“And I’m grateful for that,” the President stopped him. “I’m not trying to put you in a bad spot here, Chief. Rikki has offered to pay you handsomely for your cooperation. I read your report on the outer rim and the abuse those people suffered. She’s already donated millions in your name and created a non-profit to help them, all like you wanted. Think of how many people you can help just by tolerating her for a little bit.”
The President could see Race’s contempt shift toward compassion. The President didn’t expect to see such a big heart behind the man that shredded an army with his mental prowess. At least it gave him a direction.
“Just try and give it a shot, Chief, see how it feels. At least until you’ve had a chance to see the payoff.”
“Is that an order, sir?”
The President knew if he made it an order, he would lose the marine’s respect, maybe even turn him into a personal adversary. With the Chief’s fame and powers, he could take on the whole establishment if he decided to. “I won’t force you to do anything you don’t want to, Chief. But it would be a huge favor to me if you at least considered it. Who doesn’t want the President of the Galactic Republic to owe him one, eh?”
Race took one last deep breath. “I’ll play along, for now, sir.”
“Thank you, Chief,” the President submitted. “Enjoy the rest of your trip. I hear New Vegas throws a heck of a party.”
“Will do. Thank you, sir.” Race snapped to attention as his hand came up to salute.
The President clicked the controls to cancel the call. He took a deep breath and sat back in his chair to replay the conversation in his head.
“You keep handing out favors like that, and you’re going to end up owning most of the Republic,” the general gave his unsolicited opinion.
The President moaned with displeasure, distracted by his thoughts of Race.
“Will there be anything else, Mr. President?”
“Yes, General. What do we do if the man we made a public hero and has the powers to bend the universe and detect any threat decides to turn on us?”
“We have countermeasures in place for that, Mr. President.”
* * *
Race boarded the ship bearing his namesake, happy the whole assignment on New Vegas was over. Major Jenson and a couple of members of the team were waiting to greet them. Race looked around the cargo hold, surprised to not see the redheaded female member of the team awaiting him.
“Good to have you back, Chief.” Henry saluted Race, along with the other members of the team.
“Glad to be back,” Race said, returning the salute, he was getting accustomed to being on the other side of command.
The Major was quick to get to business. “How did it go? We heard rumors of an attack?”
“Staged attack,” Race clarified. “Publicity stunt by Rikki. I wish I would have known that before I broke the guy's nose.”

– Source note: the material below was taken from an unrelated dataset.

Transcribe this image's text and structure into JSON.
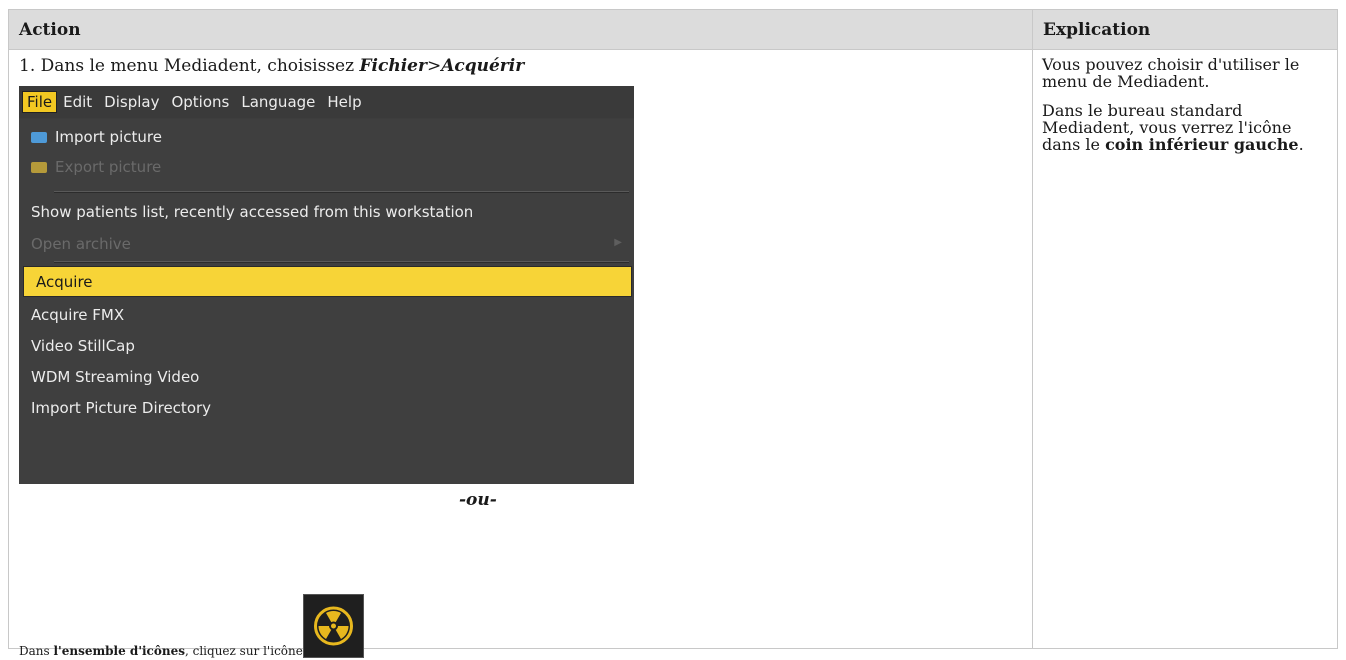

“Don’t mind him,” Zain interrupted. “He’s still a little hungover.”
“Or concussed,” Race snarled, rubbing the bump on the back of his head.
“I didn’t hit you that hard, you sissy,” Zain smiled slyly.
“Anyway, any word on our next assignment?” Race was eager to put this whole ordeal behind him.
“Alpha Prime,” the major responded.
Race took a deep breath. “darn it, Illy,” he whispered to himself.
“What was that, Chief?”
“Nothing, sir. How long until we get there?”
“Gunny Keegan and the engineers got a little more power out of the engines. We should be there in two to three weeks. Why don’t you and your crew take the rest of the day to get situated and we’ll brief tomorrow morning?”
“Yes, sir,” Race saluted, dismissing himself.
“Thank you, sir,” Konway added, following them out.
“Oh, Gunny Reece,” Henry called out to them, “your wife was trying to get ahold of you. I told her I’d have you call her as soon as you were back on board.”
“Well, that was quicker than expected,” Konway replied.